By Nkechi Isaac
The African Union (AU) has called on world leaders to funnel billions of dollars into a Global Biodiversity Fund (GBF) to enhance biodiversity conservation in Africa and other developing nations.
Africa and other developing countries are calling on developed countries to commit at least US$100 billion annually initially, rising to US$700 billion annually by 2030 and beyond, to help emerging nations implement a cohesive strategy for biodiversity protection.
Africa’s rich biodiversity faces imminent risk unless a fund is created to enhance its conservation, said Nigerian Sikemi Egbuwalo, who spoke on behalf of Africa in the recent conference of the Subsidiary Body on Scientific, Technical and Technological Advice (SBSTTA) held in Geneva, Switzerland.
Egbuwalo, a representative from the Federal Ministry of Environment Nigeria who serves as the country’s focal point for the Convention of Biological Diversity (CBD), said the AU’s 55 member states and other developing countries welcome the idea of a new funding mechanism to meet global biodiversity goals.
The funding would support domestic resource mobilization and leverage private sector funding, she said. “Since the adoption of the Convention, the world has developed new financing tools to enhance public and private finance such as blended finance, credit enhancement mechanisms, green banks and green bonds, as well as emerging practices on nature-related risk disclosure and public funding backed de-risking tools to leverage private sector funding,” Egbuwalo noted.
“We have seen the emergence of new public and public-private instruments like the Green Climate Fund and the Land Degradation Neutrality Fund,” she added.
Supporting the call, Daniel Mukubi of the Ministry of Environment and Sustainable Development in the Democratic Republic of the Congo (DRC), reiterated the importance of a dedicated funding mechanism for biodiversity conservation to combat climate change and avoid additional biodiversity loss.
Biodiversity conservation is currently being funded through the Global Environment Facility (GEF) fund, which is not sustainable or effective because the GEF also funds other Convention projects and is not exclusively addressing biodiversity conservation, he said.
“The funding available now is [from] the GEF and it is unable to address all issues of biodiversity conservation,” he said. “The GBF is dedicated to raising our ambitions on conservation. That is why developing countries are asking for the possibility to table another fund mechanism that will be more accessible, simple and enhance our capabilities to conserve our biodiversity.”

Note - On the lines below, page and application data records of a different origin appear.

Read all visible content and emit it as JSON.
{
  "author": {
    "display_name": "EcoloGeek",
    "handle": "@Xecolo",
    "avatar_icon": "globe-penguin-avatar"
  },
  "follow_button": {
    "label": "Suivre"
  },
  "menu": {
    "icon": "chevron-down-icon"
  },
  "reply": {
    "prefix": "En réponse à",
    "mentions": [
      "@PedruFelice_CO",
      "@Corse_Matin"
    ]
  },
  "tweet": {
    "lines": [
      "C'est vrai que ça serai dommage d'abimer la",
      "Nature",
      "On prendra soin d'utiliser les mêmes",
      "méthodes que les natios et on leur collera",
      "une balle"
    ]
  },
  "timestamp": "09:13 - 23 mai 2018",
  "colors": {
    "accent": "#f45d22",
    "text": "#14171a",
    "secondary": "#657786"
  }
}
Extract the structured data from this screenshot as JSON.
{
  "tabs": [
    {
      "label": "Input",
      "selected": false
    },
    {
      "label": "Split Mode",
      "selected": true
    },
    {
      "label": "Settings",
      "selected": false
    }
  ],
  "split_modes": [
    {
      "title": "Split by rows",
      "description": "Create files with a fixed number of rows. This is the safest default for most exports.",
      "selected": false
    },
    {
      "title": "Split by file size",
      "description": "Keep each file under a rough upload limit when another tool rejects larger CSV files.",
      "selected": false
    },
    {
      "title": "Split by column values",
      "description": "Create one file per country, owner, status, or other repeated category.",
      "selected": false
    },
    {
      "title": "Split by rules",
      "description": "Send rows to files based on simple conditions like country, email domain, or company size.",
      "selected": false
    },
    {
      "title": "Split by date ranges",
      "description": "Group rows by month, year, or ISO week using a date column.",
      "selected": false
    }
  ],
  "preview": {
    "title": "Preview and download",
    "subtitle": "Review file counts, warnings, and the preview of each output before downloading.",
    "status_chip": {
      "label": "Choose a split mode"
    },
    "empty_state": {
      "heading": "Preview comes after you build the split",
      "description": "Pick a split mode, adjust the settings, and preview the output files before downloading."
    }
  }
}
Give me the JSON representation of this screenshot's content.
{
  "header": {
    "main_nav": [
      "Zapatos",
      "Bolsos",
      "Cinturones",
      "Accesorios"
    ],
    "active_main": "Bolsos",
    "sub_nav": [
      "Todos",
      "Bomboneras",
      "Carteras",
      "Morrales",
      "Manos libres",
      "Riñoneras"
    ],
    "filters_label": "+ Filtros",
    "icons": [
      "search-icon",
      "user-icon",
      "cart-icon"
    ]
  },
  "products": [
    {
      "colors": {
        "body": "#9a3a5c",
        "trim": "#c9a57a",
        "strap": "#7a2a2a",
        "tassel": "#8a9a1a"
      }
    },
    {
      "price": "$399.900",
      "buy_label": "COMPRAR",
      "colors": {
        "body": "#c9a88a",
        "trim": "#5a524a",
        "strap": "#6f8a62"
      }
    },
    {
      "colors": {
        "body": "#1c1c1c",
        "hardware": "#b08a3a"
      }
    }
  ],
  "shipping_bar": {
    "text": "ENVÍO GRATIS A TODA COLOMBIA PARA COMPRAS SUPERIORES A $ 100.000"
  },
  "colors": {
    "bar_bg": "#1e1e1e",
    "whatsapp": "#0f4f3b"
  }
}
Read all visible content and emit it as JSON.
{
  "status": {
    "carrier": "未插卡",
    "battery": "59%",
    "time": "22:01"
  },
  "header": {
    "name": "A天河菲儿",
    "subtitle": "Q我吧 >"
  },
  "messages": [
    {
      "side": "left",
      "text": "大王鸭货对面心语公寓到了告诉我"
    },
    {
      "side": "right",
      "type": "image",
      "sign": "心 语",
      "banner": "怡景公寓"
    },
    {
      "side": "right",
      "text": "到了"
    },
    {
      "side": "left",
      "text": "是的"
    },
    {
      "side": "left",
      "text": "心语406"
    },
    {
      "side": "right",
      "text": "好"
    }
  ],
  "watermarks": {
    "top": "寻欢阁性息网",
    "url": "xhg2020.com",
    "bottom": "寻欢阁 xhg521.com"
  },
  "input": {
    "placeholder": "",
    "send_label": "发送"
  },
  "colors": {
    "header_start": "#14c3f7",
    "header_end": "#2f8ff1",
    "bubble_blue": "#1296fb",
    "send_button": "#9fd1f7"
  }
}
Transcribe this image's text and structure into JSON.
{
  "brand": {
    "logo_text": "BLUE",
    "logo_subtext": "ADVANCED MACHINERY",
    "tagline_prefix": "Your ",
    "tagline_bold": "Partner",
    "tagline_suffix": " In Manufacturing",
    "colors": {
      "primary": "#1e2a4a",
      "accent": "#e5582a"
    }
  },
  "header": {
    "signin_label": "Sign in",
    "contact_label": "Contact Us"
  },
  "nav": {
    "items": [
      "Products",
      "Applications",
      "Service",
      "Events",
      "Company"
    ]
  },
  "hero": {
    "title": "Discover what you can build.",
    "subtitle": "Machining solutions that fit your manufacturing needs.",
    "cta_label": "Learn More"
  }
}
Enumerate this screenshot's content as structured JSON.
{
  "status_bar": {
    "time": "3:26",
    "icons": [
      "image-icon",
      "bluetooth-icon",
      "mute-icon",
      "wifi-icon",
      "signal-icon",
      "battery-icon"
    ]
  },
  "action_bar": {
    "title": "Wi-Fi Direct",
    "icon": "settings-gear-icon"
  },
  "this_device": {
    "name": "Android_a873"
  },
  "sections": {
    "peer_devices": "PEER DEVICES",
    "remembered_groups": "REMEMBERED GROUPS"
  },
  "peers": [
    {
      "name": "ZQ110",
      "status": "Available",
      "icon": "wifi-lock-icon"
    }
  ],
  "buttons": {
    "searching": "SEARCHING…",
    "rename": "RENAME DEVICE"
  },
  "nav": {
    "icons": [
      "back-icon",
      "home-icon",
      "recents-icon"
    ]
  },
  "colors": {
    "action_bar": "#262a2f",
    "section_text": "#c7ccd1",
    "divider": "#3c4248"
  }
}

He noted that in Africa and other developing countries, “indigenous people and local communities are working hard to conserve through their traditional knowledge. Making efforts to conserve allows us to have some areas that are very important for biodiversity and our wellbeing.”
Mukubi anticipated that the dedicated funding would come from existing mechanisms and incentives from governments and other donors, digital sequence information (DSI) on genetic resources, benefit-sharing mechanisms and other sources.
“Some donors have announced they will be able to make efforts,” he said. “For instance, China in the Kunming Declaration announced that it will be able to put US$40 million on the table. I think we are now negotiating for other developed countries to have other simple, operational mechanisms we can discuss to make this fund effective.”
Shedding more light on how the fund will be deployed, Mukubi called for the constitution of committees to access needs on a country-by-country basis, with a view to identifying their unique conservation needs.
“All we are trying to do is ensure that by 2030, countries may be able to conserve 30 percent of Earth and 30 percent of seas,” he said. “We think that we can be able to put forward a mechanism that will identify for each country what the needs are [for] conservation of biodiversity, such as initiatives by indigenous people and local communities.”
Kasse Ousseynou, executive director and chief executive officer of the National Biosafety Authority of Senegal, underscored the importance of increasing funding for biodiversity conservation, saying there can be no safe planet or hospitable climate if biodiversity is not conserved.
“A dedicated biodiversity fund is necessary,” he said. “If we do not take care of biodiversity, how can we have a good climate? We need to have synergies, different mechanisms for funding. But if we do not write these goals clearly, at the end of the day we will have nothing to show. That’s why the African group said we congratulate Nigeria, as one of the leads on this, for speaking on behalf of the 55 member states of the AU.”